As poultry keepers, we do our best to ensure the health of our birds.
We provide them with nutritious feed and fresh water. And we give them a clean living environment and protection against parasites.
There is a further step we can take to safeguard our chickens’ wellness, however. It’s vaccinating them against viruses and bacteria that commonly affect poultry.¬†
Just like with humans, poultry vaccines contain the actual microbes that cause disease. These germs become modified, then introduced to the birds in one of four ways:
- Spray vaccination: Mist the birds’ faces with a coarse to fine spray.
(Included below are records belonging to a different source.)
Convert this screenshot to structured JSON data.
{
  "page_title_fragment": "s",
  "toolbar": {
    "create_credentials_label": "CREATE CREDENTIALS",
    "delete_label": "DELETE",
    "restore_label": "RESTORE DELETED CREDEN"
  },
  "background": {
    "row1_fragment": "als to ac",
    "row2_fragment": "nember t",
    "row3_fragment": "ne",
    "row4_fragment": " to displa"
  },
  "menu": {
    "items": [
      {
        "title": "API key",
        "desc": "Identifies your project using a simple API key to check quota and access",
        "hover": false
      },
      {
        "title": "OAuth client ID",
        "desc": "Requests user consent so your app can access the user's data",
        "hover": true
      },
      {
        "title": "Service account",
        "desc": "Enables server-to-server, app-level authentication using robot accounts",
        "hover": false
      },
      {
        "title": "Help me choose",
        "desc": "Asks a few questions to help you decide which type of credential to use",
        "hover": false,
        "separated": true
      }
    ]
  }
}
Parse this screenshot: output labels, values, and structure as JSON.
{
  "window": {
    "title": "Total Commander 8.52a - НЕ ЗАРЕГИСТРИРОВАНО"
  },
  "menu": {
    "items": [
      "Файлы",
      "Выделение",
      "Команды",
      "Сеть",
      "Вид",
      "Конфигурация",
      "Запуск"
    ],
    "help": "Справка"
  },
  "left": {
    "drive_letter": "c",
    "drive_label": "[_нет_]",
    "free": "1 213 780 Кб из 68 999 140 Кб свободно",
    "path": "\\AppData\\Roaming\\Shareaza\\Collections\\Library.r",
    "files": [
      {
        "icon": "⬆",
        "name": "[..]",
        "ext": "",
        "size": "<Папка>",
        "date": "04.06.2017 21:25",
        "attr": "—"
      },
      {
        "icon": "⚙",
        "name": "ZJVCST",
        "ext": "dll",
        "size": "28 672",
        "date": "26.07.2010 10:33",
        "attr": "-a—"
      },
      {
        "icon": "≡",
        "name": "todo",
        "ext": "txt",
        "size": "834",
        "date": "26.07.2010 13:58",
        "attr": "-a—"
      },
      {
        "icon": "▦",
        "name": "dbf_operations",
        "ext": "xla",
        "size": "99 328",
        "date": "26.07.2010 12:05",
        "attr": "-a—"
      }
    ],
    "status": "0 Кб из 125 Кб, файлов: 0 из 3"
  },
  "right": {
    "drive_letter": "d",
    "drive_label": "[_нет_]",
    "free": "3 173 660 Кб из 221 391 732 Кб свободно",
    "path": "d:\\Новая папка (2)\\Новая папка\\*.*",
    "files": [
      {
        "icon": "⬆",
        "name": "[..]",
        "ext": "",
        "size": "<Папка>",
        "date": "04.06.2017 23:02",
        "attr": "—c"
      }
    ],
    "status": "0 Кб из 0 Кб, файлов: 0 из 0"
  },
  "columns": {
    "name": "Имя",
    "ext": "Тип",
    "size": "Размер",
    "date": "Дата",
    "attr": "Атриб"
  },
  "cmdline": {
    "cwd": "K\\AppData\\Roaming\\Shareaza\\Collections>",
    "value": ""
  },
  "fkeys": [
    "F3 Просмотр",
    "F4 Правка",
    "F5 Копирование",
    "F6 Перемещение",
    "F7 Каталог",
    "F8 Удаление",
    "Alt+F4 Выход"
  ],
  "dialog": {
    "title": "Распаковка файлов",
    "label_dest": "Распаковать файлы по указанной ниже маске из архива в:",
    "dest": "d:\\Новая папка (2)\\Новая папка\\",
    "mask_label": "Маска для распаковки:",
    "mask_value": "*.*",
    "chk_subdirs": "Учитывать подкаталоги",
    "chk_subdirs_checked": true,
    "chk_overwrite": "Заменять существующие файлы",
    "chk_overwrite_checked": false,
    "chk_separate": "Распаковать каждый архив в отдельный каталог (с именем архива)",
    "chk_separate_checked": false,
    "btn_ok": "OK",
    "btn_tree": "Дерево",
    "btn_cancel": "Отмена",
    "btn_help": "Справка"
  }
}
- Water vaccination: Introduce the agent through the birds’ drinking water.
- Eye-drop vaccination: Administer the vaccine directly to the surface of the birds’ eyes.
- Injection: Apply the agent to the birds subcutaneously.
Many poultry farmers mistakenly believe that, once vaccinated, their flocks will be illness free. This is not the case.
“Poultry vaccines do not prevent infection,” clarifies Dr. Mick Fulton, a diplomate of the American College of Poultry Veterinarians. (He’s also an associate professor at the Michigan State University Department of Pathobiology and Diagnostic Investigation.)
“They prevent clinical signs and death. The viruses will still typically infect vaccinated birds, but at a much lower concentration than in non-vaccinated birds.”¬†
Is this your first time giving poultry vaccines? Be sure to follow the manufacturer’s instructions to ensure the highest rate of response from your flock.
A Quick How-To
Offer water vaccines first thing in the morning, before full daylight and after your birds have had their water withheld for a stated period of time.
When administering an eye-drop vaccination, gently hold your birds’ heads tilted to the side until the eyes fully absorb the drops.
For spray vaccines, ensure that, at the very least, droplets go into your birds’ eyes and nose.
Administer injection-type vaccinations under the skin, not on.
“Most vaccine failures are due to mistakes made in applying the vaccines,” states Dr. Fulton. “Proper handling and application can prevent a lot of problems.”
Success Rates Vary
If you are vaccinating a large flock of birds, take note that not every bird will respond to the vaccine.
“Depending on the vaccine and how it is applied, the first vaccine will cause about 80 to 85 percent to respond,” notes Dr. Fulton.
“The second vaccine will cause 90 to 95 percent to respond. And the third vaccine will cause 95 to 99 percent to respond.”
Should vaccination failure occur despite careful and repeated application, you can usually attribute it to four factors:
- use of an expired vaccine
- storage of the vaccine at an improper temperature
- administration at the incorrect age
- administration after birds became infected.
Before starting any vaccination program for your flock, thoroughly read the vaccine’s accompanying insert for storage instructions. Many need to be stored in a cold, dark place
Also check the package for the expiration date stamped on the box and bottle.
The insert will also indicate at what age you should give the vaccination. For example, you give Marek’s at hatch/one day. You administer B1 and Newcastle, however, at two and four weeks.
If you have any questions about how to properly vaccinate your chickens, contact the poultry specialist at your local extension office. They’re there to help flock owners with all aspects of rearing their birds.